“We’re stuck,” said Otto. “We have hemp farmers who want to grow hemp for CBD, but there are no rules or rules that allow them to get it to market. But of course that doesn’t stop them. “

In July, Governor David Ige vetoed a bill to regulate and facilitate the production of industrial hemp. In his veto message, Ige said that a “fine line between hemp and marijuana creates complexities”. He also said the bill would fail to meet U.S. Department of Agriculture requirements.

Ige’s veto could lead to a closer look at the CBD industry, Mizuno said. The state representative plans to introduce a House of Representatives bill next year that would expand guidelines for growing and selling hemp products.

Otto believes that the rules for using CBD for pets should be different from those for humans. Either way, he believes more research needs to be done to make sure it’s completely safe for pets. More research would also help lawmakers legislate around CBD products.

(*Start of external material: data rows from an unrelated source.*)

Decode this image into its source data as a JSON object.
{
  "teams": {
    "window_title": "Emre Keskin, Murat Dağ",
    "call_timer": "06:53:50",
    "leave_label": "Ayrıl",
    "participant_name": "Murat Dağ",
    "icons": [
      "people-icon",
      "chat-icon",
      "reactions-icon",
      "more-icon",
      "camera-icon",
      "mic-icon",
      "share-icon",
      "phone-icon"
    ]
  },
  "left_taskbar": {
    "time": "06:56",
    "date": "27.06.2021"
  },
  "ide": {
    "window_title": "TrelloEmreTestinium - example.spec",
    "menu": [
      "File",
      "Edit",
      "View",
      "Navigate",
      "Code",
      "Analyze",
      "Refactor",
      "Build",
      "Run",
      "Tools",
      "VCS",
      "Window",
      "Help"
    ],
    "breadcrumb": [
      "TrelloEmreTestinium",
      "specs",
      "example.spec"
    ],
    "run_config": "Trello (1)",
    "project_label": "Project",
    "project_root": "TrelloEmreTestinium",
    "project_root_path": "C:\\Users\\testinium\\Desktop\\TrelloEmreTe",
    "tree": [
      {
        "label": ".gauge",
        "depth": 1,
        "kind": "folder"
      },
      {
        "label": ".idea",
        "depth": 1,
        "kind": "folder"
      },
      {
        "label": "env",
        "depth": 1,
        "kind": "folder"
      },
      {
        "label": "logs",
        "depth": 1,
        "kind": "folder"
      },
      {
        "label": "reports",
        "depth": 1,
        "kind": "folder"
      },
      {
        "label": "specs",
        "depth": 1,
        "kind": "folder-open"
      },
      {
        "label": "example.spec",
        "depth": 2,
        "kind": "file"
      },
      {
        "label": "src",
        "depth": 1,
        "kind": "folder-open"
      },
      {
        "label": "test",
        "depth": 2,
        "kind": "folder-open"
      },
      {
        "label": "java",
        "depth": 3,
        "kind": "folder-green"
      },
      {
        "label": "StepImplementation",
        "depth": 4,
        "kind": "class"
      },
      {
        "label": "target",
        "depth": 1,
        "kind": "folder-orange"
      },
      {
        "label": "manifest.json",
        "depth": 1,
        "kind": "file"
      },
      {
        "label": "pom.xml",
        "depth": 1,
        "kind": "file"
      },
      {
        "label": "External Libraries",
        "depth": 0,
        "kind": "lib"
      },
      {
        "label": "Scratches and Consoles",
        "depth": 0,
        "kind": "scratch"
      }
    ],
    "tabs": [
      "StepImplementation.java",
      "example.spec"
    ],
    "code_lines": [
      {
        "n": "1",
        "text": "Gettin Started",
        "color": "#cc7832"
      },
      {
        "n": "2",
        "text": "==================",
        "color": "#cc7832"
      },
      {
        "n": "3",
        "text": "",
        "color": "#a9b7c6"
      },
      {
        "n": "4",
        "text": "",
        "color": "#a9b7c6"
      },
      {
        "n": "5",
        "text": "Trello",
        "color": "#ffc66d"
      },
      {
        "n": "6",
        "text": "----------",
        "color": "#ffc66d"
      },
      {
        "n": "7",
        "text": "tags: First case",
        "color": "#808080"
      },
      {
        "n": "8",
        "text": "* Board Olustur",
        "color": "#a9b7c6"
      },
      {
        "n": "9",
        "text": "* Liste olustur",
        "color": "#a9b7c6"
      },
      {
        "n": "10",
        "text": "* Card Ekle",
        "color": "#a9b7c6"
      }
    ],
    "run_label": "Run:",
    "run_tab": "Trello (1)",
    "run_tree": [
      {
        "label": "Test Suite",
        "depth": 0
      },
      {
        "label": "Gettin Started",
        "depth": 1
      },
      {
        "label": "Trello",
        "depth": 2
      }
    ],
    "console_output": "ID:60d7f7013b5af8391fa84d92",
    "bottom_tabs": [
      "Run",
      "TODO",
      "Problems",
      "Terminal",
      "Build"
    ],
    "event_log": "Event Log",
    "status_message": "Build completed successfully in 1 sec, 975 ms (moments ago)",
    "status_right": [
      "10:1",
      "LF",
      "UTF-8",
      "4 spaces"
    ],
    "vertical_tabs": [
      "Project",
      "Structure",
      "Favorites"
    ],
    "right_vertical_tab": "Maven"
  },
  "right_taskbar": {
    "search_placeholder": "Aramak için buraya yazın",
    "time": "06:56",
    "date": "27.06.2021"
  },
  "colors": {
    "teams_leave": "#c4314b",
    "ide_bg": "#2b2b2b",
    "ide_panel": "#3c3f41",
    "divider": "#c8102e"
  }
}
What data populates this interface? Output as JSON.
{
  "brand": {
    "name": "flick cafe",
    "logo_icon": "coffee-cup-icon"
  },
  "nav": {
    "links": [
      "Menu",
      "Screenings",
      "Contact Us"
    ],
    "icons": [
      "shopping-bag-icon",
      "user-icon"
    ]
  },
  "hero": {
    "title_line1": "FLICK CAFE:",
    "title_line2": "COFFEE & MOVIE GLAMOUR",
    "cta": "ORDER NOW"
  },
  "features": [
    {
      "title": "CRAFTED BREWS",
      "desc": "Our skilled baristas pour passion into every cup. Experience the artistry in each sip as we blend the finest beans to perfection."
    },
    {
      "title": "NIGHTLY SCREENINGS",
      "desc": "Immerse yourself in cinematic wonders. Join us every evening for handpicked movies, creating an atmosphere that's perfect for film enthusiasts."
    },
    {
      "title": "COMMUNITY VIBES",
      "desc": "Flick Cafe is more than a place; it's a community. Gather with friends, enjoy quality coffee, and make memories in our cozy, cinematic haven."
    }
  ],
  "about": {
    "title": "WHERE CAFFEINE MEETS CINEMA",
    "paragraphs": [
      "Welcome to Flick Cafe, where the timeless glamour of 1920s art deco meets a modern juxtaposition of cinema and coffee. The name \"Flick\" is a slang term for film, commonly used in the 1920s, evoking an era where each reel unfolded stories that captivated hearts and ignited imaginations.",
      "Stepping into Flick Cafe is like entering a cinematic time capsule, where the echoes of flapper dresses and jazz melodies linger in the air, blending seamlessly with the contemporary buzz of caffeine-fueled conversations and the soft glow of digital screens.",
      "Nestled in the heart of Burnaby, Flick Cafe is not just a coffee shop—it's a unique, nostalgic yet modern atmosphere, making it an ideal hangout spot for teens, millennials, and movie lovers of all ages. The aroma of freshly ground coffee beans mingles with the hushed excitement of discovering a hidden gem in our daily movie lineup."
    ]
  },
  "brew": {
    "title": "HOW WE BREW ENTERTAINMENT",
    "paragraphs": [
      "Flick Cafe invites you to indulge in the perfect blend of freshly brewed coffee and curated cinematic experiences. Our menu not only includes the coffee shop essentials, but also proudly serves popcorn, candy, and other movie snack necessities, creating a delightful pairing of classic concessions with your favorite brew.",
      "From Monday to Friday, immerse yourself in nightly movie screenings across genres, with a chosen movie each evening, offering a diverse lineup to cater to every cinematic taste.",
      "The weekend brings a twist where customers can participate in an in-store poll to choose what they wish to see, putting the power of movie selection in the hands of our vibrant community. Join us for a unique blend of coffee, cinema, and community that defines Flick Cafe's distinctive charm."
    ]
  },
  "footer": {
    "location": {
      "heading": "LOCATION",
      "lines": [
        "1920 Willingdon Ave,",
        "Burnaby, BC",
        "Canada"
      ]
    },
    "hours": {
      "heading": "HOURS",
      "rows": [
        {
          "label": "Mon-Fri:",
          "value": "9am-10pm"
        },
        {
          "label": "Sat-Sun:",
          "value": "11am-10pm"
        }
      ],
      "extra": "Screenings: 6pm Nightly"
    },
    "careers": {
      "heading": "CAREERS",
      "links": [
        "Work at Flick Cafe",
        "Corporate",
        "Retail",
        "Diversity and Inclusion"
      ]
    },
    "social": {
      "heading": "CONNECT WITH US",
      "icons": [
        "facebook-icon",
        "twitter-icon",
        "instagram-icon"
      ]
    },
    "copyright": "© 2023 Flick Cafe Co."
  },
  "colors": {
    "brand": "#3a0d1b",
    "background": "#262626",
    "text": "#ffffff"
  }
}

Riley said he hadn’t seen any negative effects from CBD on the animals he’d worked with in the past three years. However, he cautions owners that the quality and components of CBD products can affect the results they see in their pets.

King also says he hasn’t seen any ill effects in pets given CBD products without his doctor’s recommendation. However, he advises pet owners to read the drug labels carefully.

He said if a product contains more THC than is safe, a dog could experience more consequences than benefits. Dogs can become unbalanced, urinate uncontrollably, and become extremely nervous. Although only 0.3% CBD is allowed in the products, King hopes pet owners will be careful about handling their pets on their own.

“I’m not really encouraging [pet owners] using it because there are a lot of unknowns, ”King said.